Risks not necessarily related to allergies include infection, abscesses, open sores, skin peeling, scarring and lumpiness, which may persist over the treated area. Reports of these problems are very rare.
Fat: Allergic reaction is not a factor for fat because it’s harvested from a patient’s own body. However, there is still a small risk of infection and other infrequent complications.
Planning for Treatment
Facial rejuvenation is very individualized. That’s why it’s important to discuss your hopes and expectations with a board-certified plastic surgeon who has experience with many different types of surgical and non-surgical facial procedures.
In your initial consultation, your plastic surgeon will evaluate your face – the skin, the muscles and the underlying bone – and discuss your goals for the surgery. Your doctor will help you select a treatment option based on your goals and concerns, your anatomy and your lifestyle.
Your surgeon will ask you about your medical history, drug allergies, and check for conditions that could cause problems, such as active skin infections or non-healed sores from injuries. Collagen injections are generally off limits for pregnant women, individuals who are allergic to beef or bovine products, patients who suffer from autoimmune diseases, and those who are allergic to lidocaine (the anesthetic agent contained in the syringe with the collagen material). For more specific information about the contraindications and risks of collagen use, ask your doctor for the manufacturer’s brochure for patients.
Insurance usually doesn’t cover cosmetic procedures. However, if your injectable treatment is being performed to treat a scar or indentation from an accident or injury, you may be reimbursed for a portion of the cost. Check with your insurance carrier to be sure.
Injectables are usually administered in a surgeon’s office-based facility. If, however, you are being hospitalized for a facelift, neck lift, brow lift, or any other procedure, your injections may be administered in the hospital as well.
Types of Anesthesia
Collagen: Because the anesthetic agent lidocaine is mixed in with collagen, additional anesthetic is usually not used. However, if you are especially sensitive to pain, your doctor may use a topical cream anesthetic or a Freon spray to numb the injected area. Or, you may elect to have an injected local anesthetic or sedative drugs.
Fat: Both the donor and recipient sites are numbed with local anesthesia. Sedation can be used as well.

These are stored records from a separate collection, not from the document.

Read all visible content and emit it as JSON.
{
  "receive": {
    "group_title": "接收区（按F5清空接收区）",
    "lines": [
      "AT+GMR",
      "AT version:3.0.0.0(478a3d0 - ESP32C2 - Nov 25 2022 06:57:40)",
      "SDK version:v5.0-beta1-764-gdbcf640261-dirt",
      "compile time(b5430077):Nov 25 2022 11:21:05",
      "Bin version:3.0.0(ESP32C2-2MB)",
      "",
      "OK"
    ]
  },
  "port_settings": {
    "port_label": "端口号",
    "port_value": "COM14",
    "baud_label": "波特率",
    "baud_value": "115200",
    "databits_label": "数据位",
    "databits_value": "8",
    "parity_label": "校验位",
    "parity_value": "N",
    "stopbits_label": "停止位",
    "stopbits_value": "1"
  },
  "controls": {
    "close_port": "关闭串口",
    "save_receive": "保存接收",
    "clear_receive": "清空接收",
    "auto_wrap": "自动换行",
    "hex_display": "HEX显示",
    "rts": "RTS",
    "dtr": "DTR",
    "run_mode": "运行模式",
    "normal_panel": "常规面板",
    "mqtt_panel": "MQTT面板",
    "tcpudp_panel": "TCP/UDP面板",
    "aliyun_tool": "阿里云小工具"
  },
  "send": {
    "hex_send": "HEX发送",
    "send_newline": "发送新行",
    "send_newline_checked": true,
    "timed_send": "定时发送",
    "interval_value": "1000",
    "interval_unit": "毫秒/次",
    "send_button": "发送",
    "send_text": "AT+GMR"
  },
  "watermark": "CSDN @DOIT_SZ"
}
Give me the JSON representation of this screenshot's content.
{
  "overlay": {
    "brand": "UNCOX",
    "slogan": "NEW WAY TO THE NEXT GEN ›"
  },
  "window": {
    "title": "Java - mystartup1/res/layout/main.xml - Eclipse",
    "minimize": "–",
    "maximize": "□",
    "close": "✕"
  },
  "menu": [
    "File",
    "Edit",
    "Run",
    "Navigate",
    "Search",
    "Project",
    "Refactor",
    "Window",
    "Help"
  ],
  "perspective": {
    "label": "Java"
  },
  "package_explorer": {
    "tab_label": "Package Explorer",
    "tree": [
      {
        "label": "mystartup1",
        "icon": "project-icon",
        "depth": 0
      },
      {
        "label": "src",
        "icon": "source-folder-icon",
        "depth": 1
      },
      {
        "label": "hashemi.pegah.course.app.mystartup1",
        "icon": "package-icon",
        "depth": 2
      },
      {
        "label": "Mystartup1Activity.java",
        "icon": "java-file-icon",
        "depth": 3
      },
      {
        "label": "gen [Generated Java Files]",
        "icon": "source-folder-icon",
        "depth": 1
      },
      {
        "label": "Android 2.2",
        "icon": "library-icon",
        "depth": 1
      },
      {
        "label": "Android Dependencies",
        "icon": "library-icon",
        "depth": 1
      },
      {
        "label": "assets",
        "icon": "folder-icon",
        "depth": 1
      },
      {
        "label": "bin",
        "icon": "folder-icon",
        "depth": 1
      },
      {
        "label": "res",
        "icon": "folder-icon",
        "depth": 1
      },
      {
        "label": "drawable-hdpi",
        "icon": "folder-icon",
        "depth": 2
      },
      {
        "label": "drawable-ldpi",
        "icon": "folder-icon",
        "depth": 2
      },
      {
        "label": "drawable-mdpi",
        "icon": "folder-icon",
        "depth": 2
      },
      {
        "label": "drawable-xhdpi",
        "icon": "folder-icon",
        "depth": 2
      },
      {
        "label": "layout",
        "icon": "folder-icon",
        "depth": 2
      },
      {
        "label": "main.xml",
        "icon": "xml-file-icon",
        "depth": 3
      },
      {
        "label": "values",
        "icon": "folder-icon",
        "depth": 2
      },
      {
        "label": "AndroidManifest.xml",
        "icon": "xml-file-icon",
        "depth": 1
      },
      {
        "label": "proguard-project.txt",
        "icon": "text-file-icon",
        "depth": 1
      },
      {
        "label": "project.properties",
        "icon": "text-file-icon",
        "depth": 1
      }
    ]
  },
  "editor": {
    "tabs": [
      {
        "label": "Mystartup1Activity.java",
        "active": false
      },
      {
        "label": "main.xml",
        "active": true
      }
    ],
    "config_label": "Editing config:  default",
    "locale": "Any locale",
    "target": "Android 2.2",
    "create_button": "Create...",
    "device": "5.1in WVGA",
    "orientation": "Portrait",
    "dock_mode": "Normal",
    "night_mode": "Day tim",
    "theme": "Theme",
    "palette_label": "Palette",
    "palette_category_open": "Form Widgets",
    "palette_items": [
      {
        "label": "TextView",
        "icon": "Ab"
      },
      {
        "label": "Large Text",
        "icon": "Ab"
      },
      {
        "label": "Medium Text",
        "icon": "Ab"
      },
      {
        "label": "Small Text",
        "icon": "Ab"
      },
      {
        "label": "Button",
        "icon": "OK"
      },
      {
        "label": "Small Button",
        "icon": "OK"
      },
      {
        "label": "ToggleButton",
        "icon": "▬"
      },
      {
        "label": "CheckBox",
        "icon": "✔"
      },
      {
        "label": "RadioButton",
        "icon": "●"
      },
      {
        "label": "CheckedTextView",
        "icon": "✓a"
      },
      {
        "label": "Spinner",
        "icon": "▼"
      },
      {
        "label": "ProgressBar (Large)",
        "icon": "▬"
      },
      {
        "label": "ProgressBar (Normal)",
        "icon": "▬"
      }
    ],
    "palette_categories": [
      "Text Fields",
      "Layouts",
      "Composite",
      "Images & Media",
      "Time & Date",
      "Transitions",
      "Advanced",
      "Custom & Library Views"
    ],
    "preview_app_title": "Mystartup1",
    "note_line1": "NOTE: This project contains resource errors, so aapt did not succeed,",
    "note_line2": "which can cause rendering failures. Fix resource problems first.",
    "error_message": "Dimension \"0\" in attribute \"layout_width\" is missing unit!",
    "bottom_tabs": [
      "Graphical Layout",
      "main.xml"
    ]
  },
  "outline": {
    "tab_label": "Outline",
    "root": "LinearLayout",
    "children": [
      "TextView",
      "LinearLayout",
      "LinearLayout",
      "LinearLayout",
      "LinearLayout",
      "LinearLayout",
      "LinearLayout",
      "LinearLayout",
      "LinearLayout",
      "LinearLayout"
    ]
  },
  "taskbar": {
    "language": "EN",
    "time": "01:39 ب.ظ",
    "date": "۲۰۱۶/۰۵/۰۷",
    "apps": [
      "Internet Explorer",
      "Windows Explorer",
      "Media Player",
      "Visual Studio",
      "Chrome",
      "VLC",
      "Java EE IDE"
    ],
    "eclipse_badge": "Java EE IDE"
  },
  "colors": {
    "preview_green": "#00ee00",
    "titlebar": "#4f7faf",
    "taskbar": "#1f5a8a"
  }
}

If you elect to use sedation, be sure to arrange for a ride home after your treatment.
Your New Look
If you’re like most patients, you’ll be very satisfied with the results of your injectable treatments. You may be surprised at the pleasing results that can be gained from this procedure.